Keeping up with the latest Redis news and information isn’t always easy. Redis community events like RedisConf, RedisDays, and various meet-ups are great, immersive experiences, but they come around only so often and not everyone can attend an in-person event.
Thanks to the magic of the internet and social media, though, you can stay on top of all things Redis right from your computer or phone. Follow the folks on this list of some of our favorite “Online Redis Geeks” and you’ll always be in the know. (The list starts with Redis folks, but also includes Redis experts from a wide variety of backgrounds and regions.)
Yossi Gottlieb, Redis’s chief architect, is an experienced tech leader with diverse software engineering experience in various fields. He’s far more active on Github than on Twitter.
Oran Agra is a senior software architect at Redis. His background is in real-time and embedded systems, and he puts his expertise on display on the Redis core, Redis on Flash, and CRDTs-based Active-Active replication. He’s definitely worth a follow on Github.
With his striking gray beard, it’s hard to miss the newest Redis developer advocate. Guy Royse has more than 25 years of developer experience, but he hardly touched Redis until he joined Redis. Read about his experience with Redis as a Noob, and catch his thoughts on everything from coding to pop culture on Twitter.
As Redis’ first Technology Evangelist, Itamar Haber knows Redis inside and out. Follow him for consistent Redis technology commentary, insights, tutorials, and conversation addressing everything from adding a local cache with Redis 6 to Redis milestones and commands timelines.
Marc is a developer for Stack Overflow, author of StackExchange.Redis, a leading C# client for Redis, and a frequent commentator on things happening in the developer world. Follow him and you also might get to see pictures of his snake bites.
Nick is an Architect Lead for Stack Exchange and contributor to StackExchange.Redis. He frequently discusses his work at Stack Overflow—often touching on Redis. For example, in a 2019 blog post about Stack Overflow’s caching system, he asks: “Why Redis and not <something else>? Well, because it works. And it works well. It seemed like a good idea when we needed a shared cache. It’s been incredibly rock solid. We don’t wait on it—it’s incredibly fast.”
Veteran software developer Carlos Justiniano is Co-Founder of Zenerchi. He also wrote the Hydra framework, a Node.js package that leverages Redis to facilitate building distributed applications, including microservices architectures. A two-time RedisConf speaker, he writes frequently on Medium.

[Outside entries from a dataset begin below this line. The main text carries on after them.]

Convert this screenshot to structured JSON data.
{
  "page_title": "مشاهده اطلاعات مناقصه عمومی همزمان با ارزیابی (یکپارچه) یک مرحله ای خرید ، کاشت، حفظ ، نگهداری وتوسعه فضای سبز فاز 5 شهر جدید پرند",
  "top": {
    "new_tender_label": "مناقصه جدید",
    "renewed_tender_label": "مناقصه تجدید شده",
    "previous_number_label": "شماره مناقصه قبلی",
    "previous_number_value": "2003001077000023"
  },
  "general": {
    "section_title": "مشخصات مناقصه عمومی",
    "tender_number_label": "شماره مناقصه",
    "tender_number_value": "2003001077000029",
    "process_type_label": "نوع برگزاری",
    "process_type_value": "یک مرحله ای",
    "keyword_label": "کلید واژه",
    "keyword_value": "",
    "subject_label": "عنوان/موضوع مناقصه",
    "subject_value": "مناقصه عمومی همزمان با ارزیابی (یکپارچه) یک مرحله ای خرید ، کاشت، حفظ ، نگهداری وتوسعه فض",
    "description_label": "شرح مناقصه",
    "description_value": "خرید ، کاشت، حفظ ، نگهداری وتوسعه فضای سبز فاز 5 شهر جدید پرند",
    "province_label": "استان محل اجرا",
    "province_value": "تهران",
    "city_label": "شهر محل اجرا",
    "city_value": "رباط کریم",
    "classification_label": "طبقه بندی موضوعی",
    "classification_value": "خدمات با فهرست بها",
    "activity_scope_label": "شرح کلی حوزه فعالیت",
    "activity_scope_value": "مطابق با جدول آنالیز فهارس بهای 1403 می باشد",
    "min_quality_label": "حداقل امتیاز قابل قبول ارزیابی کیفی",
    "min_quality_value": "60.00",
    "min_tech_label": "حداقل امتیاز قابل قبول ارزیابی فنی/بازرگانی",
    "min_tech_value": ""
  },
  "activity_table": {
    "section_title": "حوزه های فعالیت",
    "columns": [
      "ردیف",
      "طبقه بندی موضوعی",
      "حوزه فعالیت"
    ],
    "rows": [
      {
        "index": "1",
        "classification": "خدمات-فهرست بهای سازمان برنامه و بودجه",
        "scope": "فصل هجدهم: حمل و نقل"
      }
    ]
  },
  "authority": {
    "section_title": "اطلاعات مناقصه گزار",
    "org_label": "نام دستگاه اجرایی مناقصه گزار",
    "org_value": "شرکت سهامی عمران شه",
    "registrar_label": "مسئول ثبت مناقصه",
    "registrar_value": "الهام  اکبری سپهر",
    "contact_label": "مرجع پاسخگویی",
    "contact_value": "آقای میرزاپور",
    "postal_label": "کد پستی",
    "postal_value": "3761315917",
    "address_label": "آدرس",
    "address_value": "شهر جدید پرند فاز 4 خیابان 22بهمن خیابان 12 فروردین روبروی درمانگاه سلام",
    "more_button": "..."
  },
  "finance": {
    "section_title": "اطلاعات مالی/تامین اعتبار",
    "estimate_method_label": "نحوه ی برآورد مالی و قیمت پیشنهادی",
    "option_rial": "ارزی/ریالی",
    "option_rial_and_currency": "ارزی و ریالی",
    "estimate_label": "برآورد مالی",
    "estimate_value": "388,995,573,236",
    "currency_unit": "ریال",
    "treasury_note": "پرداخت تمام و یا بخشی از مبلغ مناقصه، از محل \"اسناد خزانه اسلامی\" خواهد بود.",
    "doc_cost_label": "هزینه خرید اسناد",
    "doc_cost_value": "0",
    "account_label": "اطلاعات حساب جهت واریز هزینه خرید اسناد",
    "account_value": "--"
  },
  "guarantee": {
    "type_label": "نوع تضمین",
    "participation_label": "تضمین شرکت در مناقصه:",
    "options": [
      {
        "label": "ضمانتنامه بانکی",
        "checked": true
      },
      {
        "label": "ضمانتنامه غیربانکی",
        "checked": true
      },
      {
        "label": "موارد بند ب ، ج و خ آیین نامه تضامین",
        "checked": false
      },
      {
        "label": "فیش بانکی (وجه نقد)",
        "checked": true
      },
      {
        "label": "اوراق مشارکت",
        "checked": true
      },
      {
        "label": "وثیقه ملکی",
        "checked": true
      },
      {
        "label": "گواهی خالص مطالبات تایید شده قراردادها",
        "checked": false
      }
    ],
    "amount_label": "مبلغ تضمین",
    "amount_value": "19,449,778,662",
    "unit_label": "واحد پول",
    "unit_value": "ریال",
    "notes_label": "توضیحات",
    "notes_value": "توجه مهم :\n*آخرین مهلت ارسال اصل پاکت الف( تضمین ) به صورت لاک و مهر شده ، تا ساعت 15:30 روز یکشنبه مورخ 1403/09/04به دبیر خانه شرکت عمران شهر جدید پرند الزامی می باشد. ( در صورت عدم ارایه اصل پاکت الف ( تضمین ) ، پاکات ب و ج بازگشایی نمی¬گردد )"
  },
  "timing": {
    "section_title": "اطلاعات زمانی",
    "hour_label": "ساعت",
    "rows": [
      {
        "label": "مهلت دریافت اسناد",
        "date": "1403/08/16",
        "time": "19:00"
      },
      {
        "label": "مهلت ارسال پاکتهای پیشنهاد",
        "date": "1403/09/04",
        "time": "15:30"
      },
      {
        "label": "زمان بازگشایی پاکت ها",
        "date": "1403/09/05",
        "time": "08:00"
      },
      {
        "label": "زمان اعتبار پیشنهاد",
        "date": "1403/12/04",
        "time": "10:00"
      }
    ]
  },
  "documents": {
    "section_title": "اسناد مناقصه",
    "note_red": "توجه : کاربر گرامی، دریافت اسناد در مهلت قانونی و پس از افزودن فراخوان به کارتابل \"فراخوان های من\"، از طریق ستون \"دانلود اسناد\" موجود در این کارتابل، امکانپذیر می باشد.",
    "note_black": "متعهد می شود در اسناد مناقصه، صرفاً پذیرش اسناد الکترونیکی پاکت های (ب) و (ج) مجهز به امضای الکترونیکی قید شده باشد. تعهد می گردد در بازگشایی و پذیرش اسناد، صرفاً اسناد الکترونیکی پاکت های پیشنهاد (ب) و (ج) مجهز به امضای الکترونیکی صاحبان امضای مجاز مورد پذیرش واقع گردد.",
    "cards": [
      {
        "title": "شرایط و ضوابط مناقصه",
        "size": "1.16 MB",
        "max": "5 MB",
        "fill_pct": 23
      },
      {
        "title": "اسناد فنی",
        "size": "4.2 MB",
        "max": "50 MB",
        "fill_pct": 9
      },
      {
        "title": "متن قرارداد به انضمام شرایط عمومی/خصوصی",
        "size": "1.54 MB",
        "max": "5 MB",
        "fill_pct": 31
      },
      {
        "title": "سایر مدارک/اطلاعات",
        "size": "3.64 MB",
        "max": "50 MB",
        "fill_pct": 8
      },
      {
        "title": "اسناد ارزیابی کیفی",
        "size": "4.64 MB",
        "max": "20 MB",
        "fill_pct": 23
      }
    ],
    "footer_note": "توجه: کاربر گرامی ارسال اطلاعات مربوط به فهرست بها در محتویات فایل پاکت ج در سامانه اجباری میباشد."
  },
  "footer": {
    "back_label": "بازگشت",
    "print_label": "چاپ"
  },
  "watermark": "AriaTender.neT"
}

Dmitry Polyakovsky is a Senior Software Developer at Oracle Cloud. Besides recently speaking at Redis Day Seattle about using Redis with Python, Dmitry writes often about his developer experiences on his blog. Plus, he also runs the Seattle Redis meetup group, so hit him up if you’re in the area and want to meet some fellow Redis geeks.
Molly is Lead Site Reliability Engineer at DEV Community. Besides frequently tweeting developer memes, she also writes frequently on the DEV Community website, covering everything from job advice to switching from Memcache to Redis.
Mark is a self-described software craftsman with extensive experience in software engineering, and also updates the Lettuce Redis client library. Follow him on Twitter for developer commentary, and check out his blog for more in-depth thoughts and experiences.
Bobby is the founder of Evident Systems, which provides banks with turnkey services. He contributed the Streams support to Carmine, the Redis client and message queue for Clojure. He’s an expert on microservices architectures, and tweets DevOps news and commentary, sports news, and culture commentary.